And we had to create a company so that in case there was a lawsuit or something like that they wouldn't take my flat from me or my little Volkswagen or whatever car I was driving – I think it was a used Volkswagen or maybe it was a used Plymouth, I don't know – but so that we didn't get wiped out if something happened, you had to incorporate it. And so we incorporated a company called the Overlook Press for the purpose of only this one book. And my father and I sat on a mountain, which was really a large hill in Woodstock, New York, and my father would hand me the book, we never got orders for more than one copy at a time.

I think most of the marketing for this book was done by the magazine or by the newspaper itself, and either he would hand me a jiffy bag, and I would pop the book into the jiffy bag then I would hand back to him and he would address it, and then he would hand it back to me to make a notation of the royalty we had to pay or the sales tax we had to pay on it. We would move this package backwards and forwards, and probably some days we sold as many as six or seven books – more days we sold two or three.

But we got along very well and he saw I was not a complete dolt, which he had thought, and I discovered he was not a complete dolt. But he was just amazed at this business and we had carefully calculated how much money we would lose by publishing it – and I was prepared to lose that money; it was my own money. He was helping me and I think he couldn't help me as a glove manufacturer since I hadn't wanted to become one.

He had flown over – I don't think I told you this story – while I was at Christ Church, while I was at Oxford, to ask me what he should do because his partner had died in this glove manufacturing business that he had. And I said well, I didn't know, and he said the reason he was asking me was that the widow of his partner wanted to be paid out her half. And he didn't have the money for that, all the money was tied up in the sewing machines, so he couldn't pay her out in cash.

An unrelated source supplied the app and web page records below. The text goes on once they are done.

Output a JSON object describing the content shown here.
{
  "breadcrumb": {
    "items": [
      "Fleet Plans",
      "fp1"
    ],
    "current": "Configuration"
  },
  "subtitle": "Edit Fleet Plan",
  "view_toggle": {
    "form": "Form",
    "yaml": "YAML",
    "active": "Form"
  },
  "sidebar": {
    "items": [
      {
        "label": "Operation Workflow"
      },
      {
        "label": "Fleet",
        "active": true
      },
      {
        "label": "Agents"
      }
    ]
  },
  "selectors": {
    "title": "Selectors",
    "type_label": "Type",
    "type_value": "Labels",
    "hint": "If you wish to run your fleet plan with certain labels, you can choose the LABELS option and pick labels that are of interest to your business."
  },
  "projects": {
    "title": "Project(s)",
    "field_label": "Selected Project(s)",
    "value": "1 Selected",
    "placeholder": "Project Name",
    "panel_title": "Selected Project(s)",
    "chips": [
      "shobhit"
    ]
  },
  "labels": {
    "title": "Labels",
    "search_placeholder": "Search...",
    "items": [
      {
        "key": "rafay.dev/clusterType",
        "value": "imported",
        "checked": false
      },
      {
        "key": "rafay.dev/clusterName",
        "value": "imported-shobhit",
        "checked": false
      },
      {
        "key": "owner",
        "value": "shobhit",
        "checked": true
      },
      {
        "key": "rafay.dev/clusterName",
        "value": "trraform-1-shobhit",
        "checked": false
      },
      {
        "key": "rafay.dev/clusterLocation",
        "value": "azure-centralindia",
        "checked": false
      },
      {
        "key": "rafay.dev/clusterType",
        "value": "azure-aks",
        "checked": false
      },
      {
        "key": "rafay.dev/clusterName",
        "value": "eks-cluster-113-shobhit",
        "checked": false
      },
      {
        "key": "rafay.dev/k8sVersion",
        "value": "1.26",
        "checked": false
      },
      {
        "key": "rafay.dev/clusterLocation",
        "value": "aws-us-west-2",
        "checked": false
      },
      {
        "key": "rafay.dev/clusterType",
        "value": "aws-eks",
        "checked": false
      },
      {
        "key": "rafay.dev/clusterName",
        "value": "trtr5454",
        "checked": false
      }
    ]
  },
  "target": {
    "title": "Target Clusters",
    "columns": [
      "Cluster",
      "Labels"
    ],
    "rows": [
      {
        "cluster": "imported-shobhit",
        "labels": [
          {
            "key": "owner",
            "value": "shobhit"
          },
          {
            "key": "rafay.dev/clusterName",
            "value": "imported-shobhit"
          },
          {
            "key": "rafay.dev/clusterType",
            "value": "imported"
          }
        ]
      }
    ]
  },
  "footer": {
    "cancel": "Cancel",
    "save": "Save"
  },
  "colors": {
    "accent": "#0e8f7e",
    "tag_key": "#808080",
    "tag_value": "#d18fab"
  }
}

So he said well, in a year or so you'll be finished at Oxford and if you'd like to join me you'd be welcome, and we walked around the scholar's garden in Meadows one two. I said, regrettably, because I think it may have hurt him but he never showed it, I said I didn't think that this was what I wanted to do upon graduation. He said, all right, he didn't pressure me in any way to go into the business; I was an only child, not only an only son but an only child. He had started this business with his partner, and what he said he would do if I came to join him, he would borrow the money – it was $500,000, I remember that – from a bank and pay out the widow.

He sold the business to a company called Kayser-Roth and became the employed head of the company that he had once owned. They were a company, a holding company that owned many companies, and they had wanted to buy my father's company, I think largely because of him – the machines weren't worth anything, as a brand it wasn't particularly famous. My father was the last of a certain generation of people who knew how to make gloves, and they wanted him to run the business that they had bought.

Peter Mayer (1936-2018) was an American independent publisher who was president of The Overlook Press/Peter Mayer Publishers, Inc, a New York-based publishing company he founded with his father in 1971. At the time of Overlook's founding, Mayer was head of Avon Books, a large New York-based paperback publisher. There, he successfully launched the trade paperback as a viable alternative to mass market and hardcover formats. From 1978 to 1996 he was CEO of Penguin Books, where he introduced a flexible style in editorial, marketing, and production. More recently, Mayer had financially revived both Ardis, a publisher of Russian literature in English, and Duckworth, an independent publishing house in the UK.

Listeners: Christopher Sykes

Christopher Sykes is an independent documentary producer who has made a number of films about science and scientists for BBC TV, Channel Four, and PBS.

Tags: Hearst Corporation

Duration: 7 minutes, 25 seconds

Date story recorded: September 2014-January 2015

Date story went live: 12 November 2015